WATCH LIVE: Prime Minister Scott Morrison holds press conference
Prime Minister Scott Morrison expects the National Cabinet to approve further changes to isolation rules for close contact in specific sectors as Omicron puts increased pressure on the country’s critical supply chain.
Prime Minister Scott Morrison urged Australians to be resilient in the face of the Omicron variant as he provided an update on the coronavirus on Monday morning.
“Omicron is a change of gears and we have to get through it – that’s what Omicron is,” he said at a press conference.
“We are dealing with a significant volume of cases but we do not see the same proportionate impact compared to previous variants in terms of impact on hospitalizations, intensive care and broken down patents.”
Nationwide, 5,097 hospital patients who have the virus, the prime minister said but added “it does not mean they went to hospital because of COVID.”
“It meant they were in the hospital and they had COVID.”

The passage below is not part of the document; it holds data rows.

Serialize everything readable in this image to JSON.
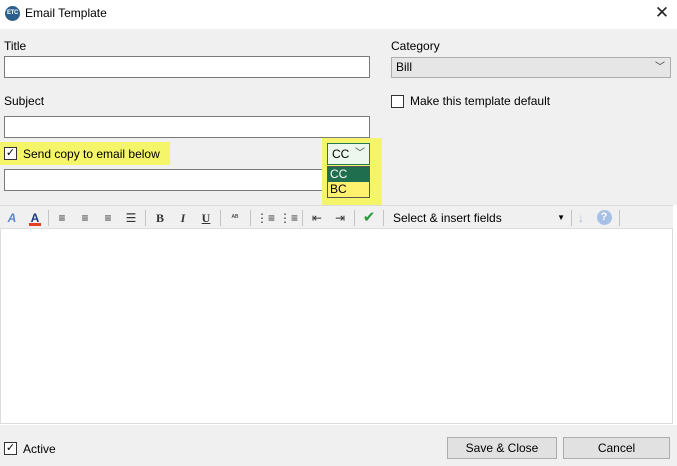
{
  "window": {
    "title": "Email Template",
    "icon": "app-logo-icon",
    "icon_text": "ETC"
  },
  "form": {
    "title_label": "Title",
    "title_value": "",
    "category_label": "Category",
    "category_value": "Bill",
    "subject_label": "Subject",
    "subject_value": "",
    "default_label": "Make this template default",
    "default_checked": false,
    "send_copy_label": "Send copy to email below",
    "send_copy_checked": true,
    "copy_type_value": "CC",
    "copy_type_options": [
      "CC",
      "BC"
    ],
    "copy_email_value": ""
  },
  "toolbar": {
    "fields_select": "Select & insert fields"
  },
  "footer": {
    "active_label": "Active",
    "active_checked": true,
    "save_label": "Save & Close",
    "cancel_label": "Cancel"
  },
  "colors": {
    "highlight": "#f5f56a",
    "dropdown_selected": "#1f6e4e",
    "accent_check": "#2a9a3a"
  }
}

He pointed out that up to half of patients receiving intensive care were admitted for reasons other than COVID.
“Of course, living with COVID today means we continue to make sure we continue with the immunization program,” Mr. Morrison said as he marked the next phase of the national immunization program.

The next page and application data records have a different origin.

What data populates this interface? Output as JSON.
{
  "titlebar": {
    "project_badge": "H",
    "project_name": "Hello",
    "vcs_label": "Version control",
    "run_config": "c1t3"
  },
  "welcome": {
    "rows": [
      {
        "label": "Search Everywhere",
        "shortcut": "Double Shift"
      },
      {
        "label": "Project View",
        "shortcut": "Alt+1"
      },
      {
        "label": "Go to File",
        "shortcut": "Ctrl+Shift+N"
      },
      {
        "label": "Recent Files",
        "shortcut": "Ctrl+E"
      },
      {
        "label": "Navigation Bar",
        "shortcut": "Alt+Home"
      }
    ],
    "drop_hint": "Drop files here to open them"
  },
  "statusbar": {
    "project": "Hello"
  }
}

Starting Monday, children aged five to 11 will be able to come forward and receive their first dose of a COVID-19 vaccine just weeks before the start of the new school year.
Nationwide, 2.3 million children are now eligible, with 835,000 doses available at 6,000 sites.
Mr. Morrison confirmed that 5,100 children in the cohort of five to eleven have already received a vaccine because of the priority reunions.
Mr Morrison also started the nation’s recall program, which saw 1.3 million third doses administered last week.
Deployment is also five times faster than with the first doses and twice as fast as with the second doses.
He again warned people about the risks posed by the virus to the unvaccinated.
“If you want to end up in the hospital, not getting vaccinated against this virus is the most likely way to find yourself there.
“So please take the availability of these vaccines which are available to all Australians, free of charge, across the country. “
The PM also signaled another planned change to close contact rules for people working in the critical supply chain.
The medical expert group, AHPPC, has approved a new set of provisions for workers in food processing, production and distribution as well as emergency services that would allow them to return to work if declared close contact and are symptomatic.
The proposal was sent directly to the National Cabinet for approval, which Mr Morrison said will happen on Monday morning.
“The next step is to extend this to other critical sectors and we are looking in particular at the transport sector… and other distribution tasks,” he said.
“So not in front of the customer… we’re not talking about the people who work at the checkouts. Anyone in front of the customer is not.
“As the number of cases continues to increase, the volume of cases will of course have an inevitable impact on the workforce and so we are looking to maximize those who can stay in the workforce.
“And I must note that these provisions are already in place in the elderly care sector.”
Mr. Morrison further acknowledged the impact of the increased caseload on business and consumer spending.
“It’s predictable and understandable and it will be for some time to come as Omicron progresses and reaches its peak.
“This means it’s very difficult for businesses and so we are working to make sure that we can mitigate the impacts on businesses.
“The attorney general is leading a process with the states and territories that we believe should be concluded in time for the National Cabinet on Thursday, which will remove any suggestion that small and medium-sized businesses should test their staff.”
He also pointed out that in all of Australia’s jurisdictions – with the possible exception of Western Australia – there are no more exhibition venues, which is less of a worry for businesses.